Steve: It was a weird experience.
Next year is the bands’ tenth anniversary. Any special project? What’s next?
Steve: Nothing special. Hopefully we’re getting ready to release a new record next year, so we’ll see. We’ve been off the road for a year and a half so we’ll spend most of the year working this record and trying to regain some momentum.
We don’t know if you heard about Adam Levine’s comments on rock music. “Rock music is nowhere really”. Any reaction?
Jeremy: First consider from whom it’s coming from. Take that first of all. It’s something I came up the last couple of weeks. I don’t like to put too much thought into the whole thing, because it’s silly. It’s always the people who have no credibility taking about it. I think that a band like us has a lot of credibility to talk about it because we live in the fuckin’ clubs and we put our lives on the line to be a rock n’roll band everyday.
This is the way I look at it and it’s only a perspective. If you could just for a moment imagine that we didn’t know what was rock like in the 70/80s and even the 90s. Forget how decadent and rich and popular rock music was for those three decades. And consider, regardless of the genre, the music that we’re making, Rival Sons is making or Greta Van Fleet is making. Imagine this was like a new genre. We would be fuckin’ shocked how good it’s going. These bands are travelling all over the world, playing for thousands of people every night, just constantly working and having awesome dedicacted fanbases.
It’s only by comparing it to the lavish, overblowned popularity in the 70s that it looks like it’s going down. And it is. But it’s still very healthy as soon as you don’t compare it to something unachievable. Which is like a level of success that no one really has. I think we’re doing great, rock n’roll is still doing great. People are making outstanding albums and there’s still people out there willing to support it.
When I hear shit like that, I don’t give it a lot of credibility. Even the “rock is dead” question. Because you’re asking a guy who’s risking his life travelling by bus, planes, treating our bodies the way we do to get to the next place. We’re sacrificing a lot to do this. So to ask me that: “hey dude I’m standing right here doing it asshole”.

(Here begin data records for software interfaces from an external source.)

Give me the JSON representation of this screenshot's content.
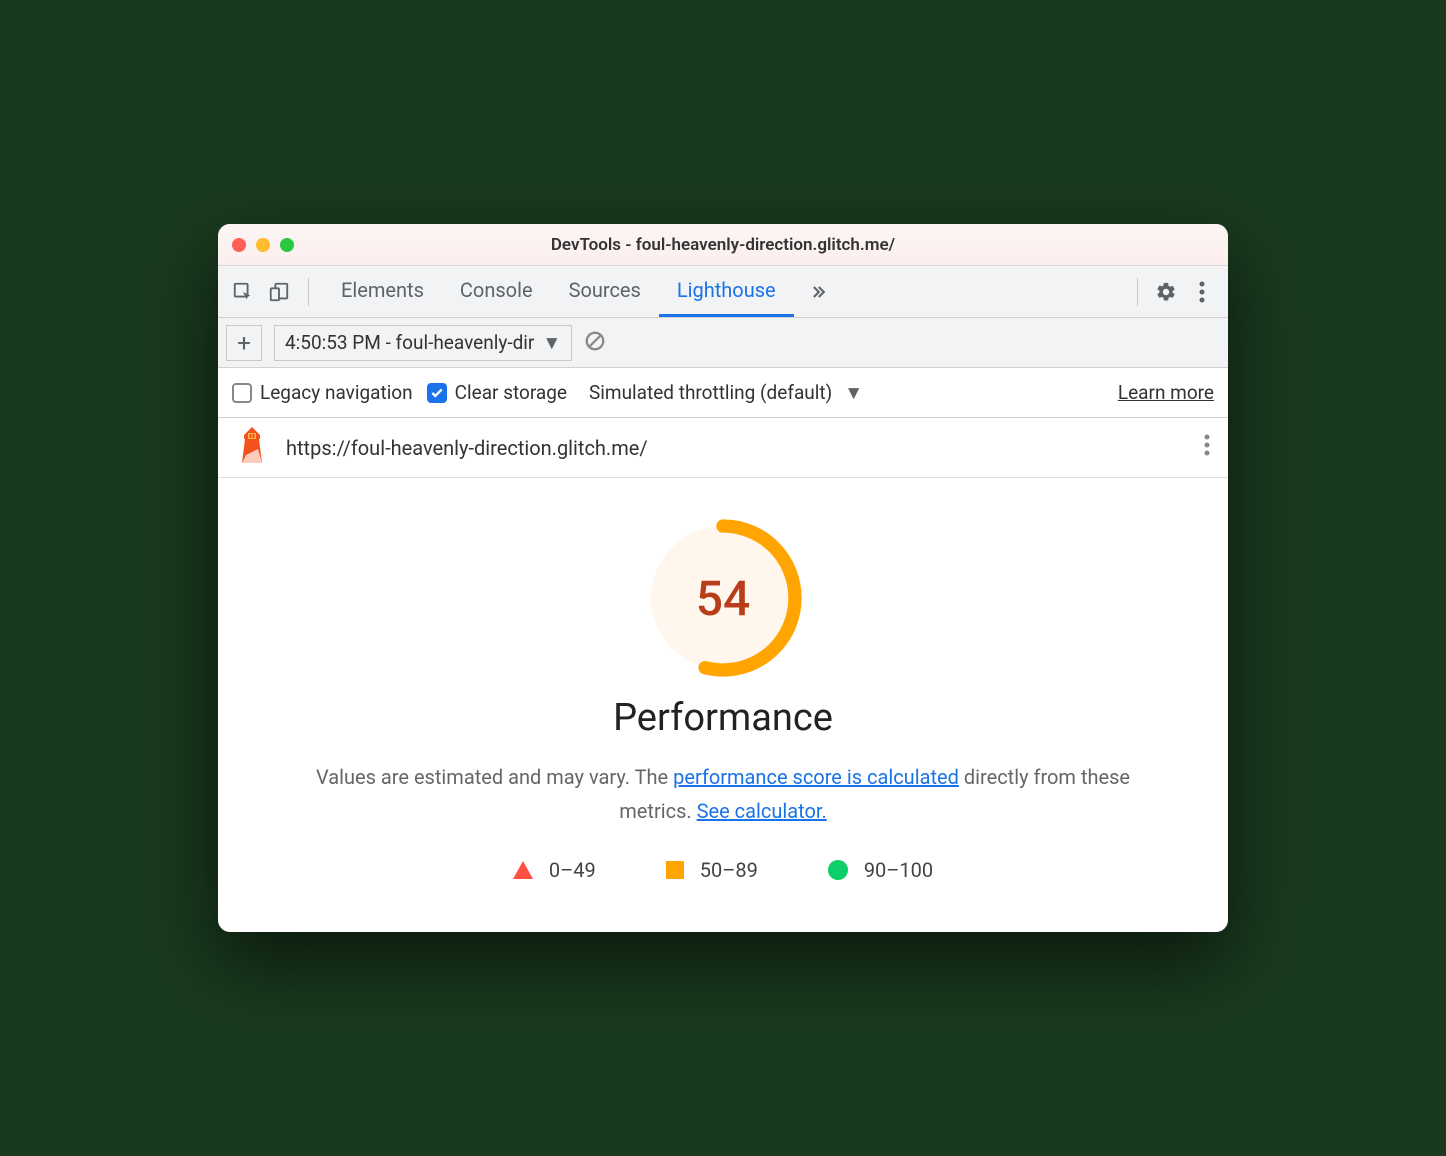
{
  "window": {
    "title": "DevTools - foul-heavenly-direction.glitch.me/"
  },
  "tabs": {
    "items": [
      "Elements",
      "Console",
      "Sources",
      "Lighthouse"
    ],
    "active": "Lighthouse"
  },
  "subbar": {
    "run_label": "4:50:53 PM - foul-heavenly-dir"
  },
  "options": {
    "legacy_label": "Legacy navigation",
    "legacy_checked": false,
    "clear_label": "Clear storage",
    "clear_checked": true,
    "throttling_label": "Simulated throttling (default)",
    "learn_more": "Learn more"
  },
  "urlbar": {
    "url": "https://foul-heavenly-direction.glitch.me/"
  },
  "report": {
    "score": "54",
    "score_pct": 54,
    "title": "Performance",
    "desc_prefix": "Values are estimated and may vary. The ",
    "desc_link1": "performance score is calculated",
    "desc_mid": " directly from these metrics. ",
    "desc_link2": "See calculator.",
    "legend": {
      "low": "0–49",
      "mid": "50–89",
      "high": "90–100"
    },
    "colors": {
      "low": "#ff4e42",
      "mid": "#ffa400",
      "high": "#0cce6b"
    }
  }
}
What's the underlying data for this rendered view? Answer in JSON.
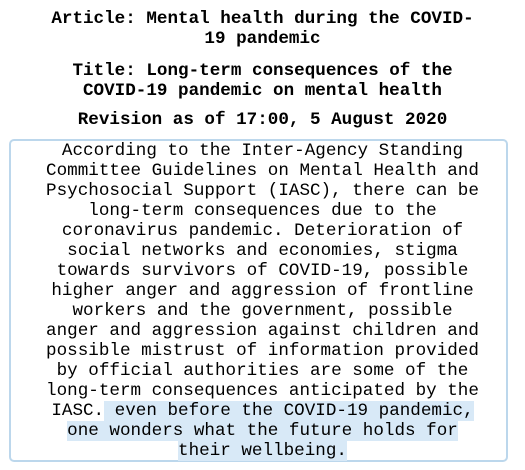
{
  "header": {
    "article_line1": "Article: Mental health during the COVID-",
    "article_line2": "19 pandemic",
    "title_line1": "Title: Long-term consequences of the",
    "title_line2": "COVID-19 pandemic on mental health",
    "revision": "Revision as of 17:00, 5 August 2020"
  },
  "body": {
    "lines": [
      "According to the Inter-Agency Standing",
      "Committee Guidelines on Mental Health and",
      "Psychosocial Support (IASC), there can be",
      "long-term consequences due to the",
      "coronavirus pandemic. Deterioration of",
      "social networks and economies, stigma",
      "towards survivors of COVID-19, possible",
      "higher anger and aggression of frontline",
      "workers and the government, possible",
      "anger and aggression against children and",
      "possible mistrust of information provided",
      "by official authorities are some of the",
      "long-term consequences anticipated by the"
    ],
    "last_lines": {
      "line14_plain": "IASC.",
      "line14_highlight": " even before the COVID-19 pandemic,",
      "line15_highlight": "one wonders what the future holds for",
      "line16_highlight": "their wellbeing."
    }
  },
  "colors": {
    "box_border": "#bcd7ec",
    "highlight": "#d8e9f7",
    "text": "#000000"
  }
}
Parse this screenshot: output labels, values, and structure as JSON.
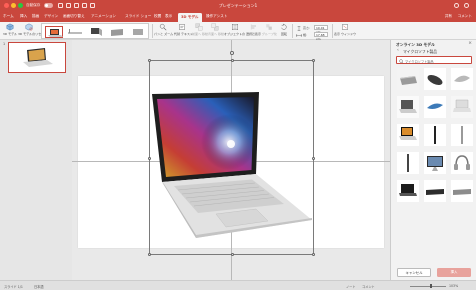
{
  "app": {
    "doc_title": "プレゼンテーション1",
    "autosave_label": "自動保存",
    "accent": "#c9473d"
  },
  "ribbon_tabs": [
    {
      "label": "ホーム",
      "active": false
    },
    {
      "label": "挿入",
      "active": false
    },
    {
      "label": "描画",
      "active": false
    },
    {
      "label": "デザイン",
      "active": false
    },
    {
      "label": "画面切り替え",
      "active": false
    },
    {
      "label": "アニメーション",
      "active": false
    },
    {
      "label": "スライド ショー",
      "active": false
    },
    {
      "label": "校閲",
      "active": false
    },
    {
      "label": "表示",
      "active": false
    },
    {
      "label": "3D モデル",
      "active": true
    },
    {
      "label": "操作アシスト",
      "active": false
    }
  ],
  "ribbon": {
    "model_3d": "3D モデル",
    "reset_model": "3D モデルのリセット",
    "pan_zoom": "パンと ズーム",
    "alt_text": "代替 テキスト",
    "bring_forward": "前面へ 移動",
    "send_backward": "背面へ 移動",
    "selection_pane": "オブジェクトの 選択と表示",
    "align": "配置",
    "group": "グループ化",
    "rotate": "回転",
    "height_label": "高さ:",
    "height_value": "10.01 cm",
    "width_label": "幅:",
    "width_value": "17.68 cm",
    "fit_window": "表示 ウィンドウ",
    "share": "共有",
    "comments": "コメント"
  },
  "thumbs": {
    "slide_number": "1"
  },
  "panel": {
    "title": "オンライン 3D モデル",
    "category": "マイクロソフト製品",
    "search_text": "マイクロソフト製品",
    "cancel": "キャンセル",
    "insert": "挿入",
    "items": [
      {
        "name": "surface-laptop-gray"
      },
      {
        "name": "surface-mouse-black"
      },
      {
        "name": "surface-arc-mouse-gray"
      },
      {
        "name": "surface-laptop-silver"
      },
      {
        "name": "surface-arc-mouse-blue"
      },
      {
        "name": "surface-laptop-open"
      },
      {
        "name": "surface-book-colorful"
      },
      {
        "name": "surface-pen-black"
      },
      {
        "name": "surface-pen-silver"
      },
      {
        "name": "surface-pen-dark"
      },
      {
        "name": "surface-studio"
      },
      {
        "name": "surface-headphones"
      },
      {
        "name": "surface-laptop-dark"
      },
      {
        "name": "surface-keyboard-black"
      },
      {
        "name": "surface-keyboard-gray"
      }
    ]
  },
  "status": {
    "slide_info": "スライド 1/1",
    "language": "日本語",
    "notes": "ノート",
    "comments": "コメント",
    "zoom": "103%"
  }
}
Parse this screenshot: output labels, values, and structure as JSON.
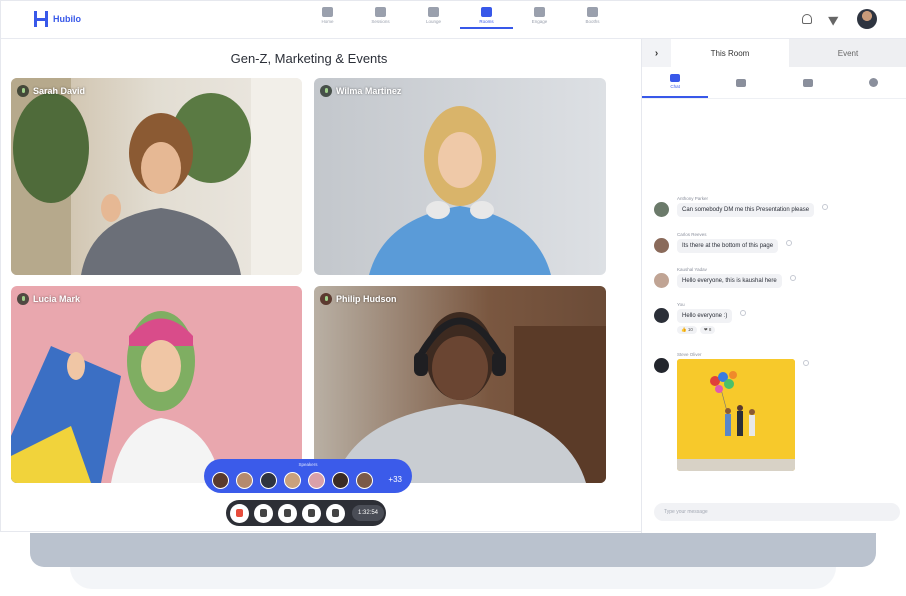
{
  "app": {
    "brand": "Hubilo",
    "brand_color": "#3858e9"
  },
  "nav": {
    "items": [
      {
        "label": "Home",
        "icon": "home-icon"
      },
      {
        "label": "Sessions",
        "icon": "video-icon"
      },
      {
        "label": "Lounge",
        "icon": "lounge-icon"
      },
      {
        "label": "Rooms",
        "icon": "rooms-icon",
        "active": true
      },
      {
        "label": "Engage",
        "icon": "engage-icon"
      },
      {
        "label": "Booths",
        "icon": "booth-icon"
      }
    ]
  },
  "stage": {
    "title": "Gen-Z, Marketing & Events",
    "tiles": [
      {
        "name": "Sarah David"
      },
      {
        "name": "Wilma Martinez"
      },
      {
        "name": "Lucia Mark"
      },
      {
        "name": "Philip Hudson"
      }
    ],
    "participants": {
      "label": "Speakers",
      "more": "+33"
    },
    "controls": {
      "timer": "1:32:54"
    }
  },
  "panel": {
    "collapse": "›",
    "tab_room": "This Room",
    "tab_event": "Event",
    "subtab_chat": "Chat",
    "messages": [
      {
        "sender": "Anthony Parker",
        "text": "Can somebody DM me this Presentation please"
      },
      {
        "sender": "Carlos Reeves",
        "text": "Its there at the bottom of this page"
      },
      {
        "sender": "Kaushal Yadav",
        "text": "Hello everyone, this is kaushal here"
      },
      {
        "sender": "You",
        "text": "Hello everyone :)",
        "reactions": [
          "👍 10",
          "❤ 8"
        ]
      },
      {
        "sender": "Steve Oliver",
        "text": ""
      }
    ],
    "compose_placeholder": "Type your message"
  }
}
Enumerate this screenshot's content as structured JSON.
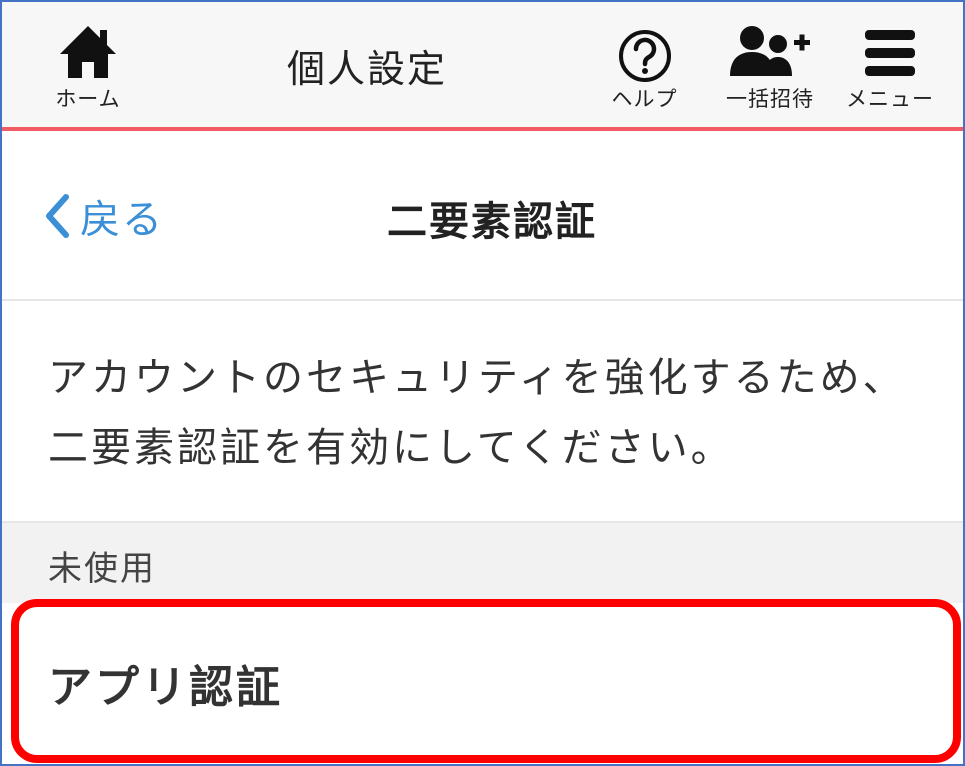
{
  "header": {
    "title": "個人設定",
    "home": {
      "label": "ホーム",
      "icon": "home-icon"
    },
    "help": {
      "label": "ヘルプ",
      "icon": "help-circle-icon"
    },
    "invite": {
      "label": "一括招待",
      "icon": "users-add-icon"
    },
    "menu": {
      "label": "メニュー",
      "icon": "hamburger-menu-icon"
    }
  },
  "nav": {
    "back_label": "戻る",
    "title": "二要素認証"
  },
  "description": "アカウントのセキュリティを強化するため、二要素認証を有効にしてください。",
  "section": {
    "label": "未使用"
  },
  "items": [
    {
      "label": "アプリ認証"
    }
  ],
  "colors": {
    "accent_line": "#f25b63",
    "back_link": "#3a8fd6",
    "highlight": "#ff0000",
    "frame": "#4472c4"
  }
}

Before the last question, Jeremy you also make bread and have an Instagram page about it. Explain us please.
Jeremy: You know what? I can explain. It has a lot to do coming to France and Germany. You guys bake the shit out of those breads over here. I was in a dressing room with that bread and I was having a problem at home with bread. It was congestive and I wasn’t feeling better. Over here, I would have a little bit and I wouldn’t feel bad. “Why the fuck is this bread okay?” apart from being delicious. Then I was searching about it to find naturally levain bread, real sourdough, to make bread the way it’s supposed to be made.
I went home and found a place selling sourdough “this is it!”. And then I met this girl who makes it in her apartment. She taught me how to make sourdough bread from scratch, which is fucking hard. I waited four months until I got it right. Then we fell in love and now we’re just like…
When you want something you have to be passionate about it and then you combine with the fact that I fell in love with the girl who taught me that. She’s making some right now and she’s texting me about it. It’s like anything else that I love. Just diving into it a 1000% and it just becomes a part of my life. And the Instagram page? What the fuck I don’t know. (laughs)
Finally, we are “RockUrLife” so what rock your lives guys? Knowing that last time Jeremy, you answered Agnes Obel’s record. What is it now?
Jeremy: Elder. The band called Elder. They’re the best. This prog, kind of experimental/stoner. I don’t even like prog rock but they do it so well, every section connects so well.
Steve: What rocks my life? My 16-month old son. My wife is sending me videos of him playing a little drum kit I bought. That’s got me pretty excited right now.
Jeremy: I’m more excited and that’s not even my kid! (laughs) His kid and Marv’s are both gonna be like magic. They’ll be MT2. (laughs) Show your parts.
Steve: Once someone die in the band, we’ll have his son to replace him. (laughs)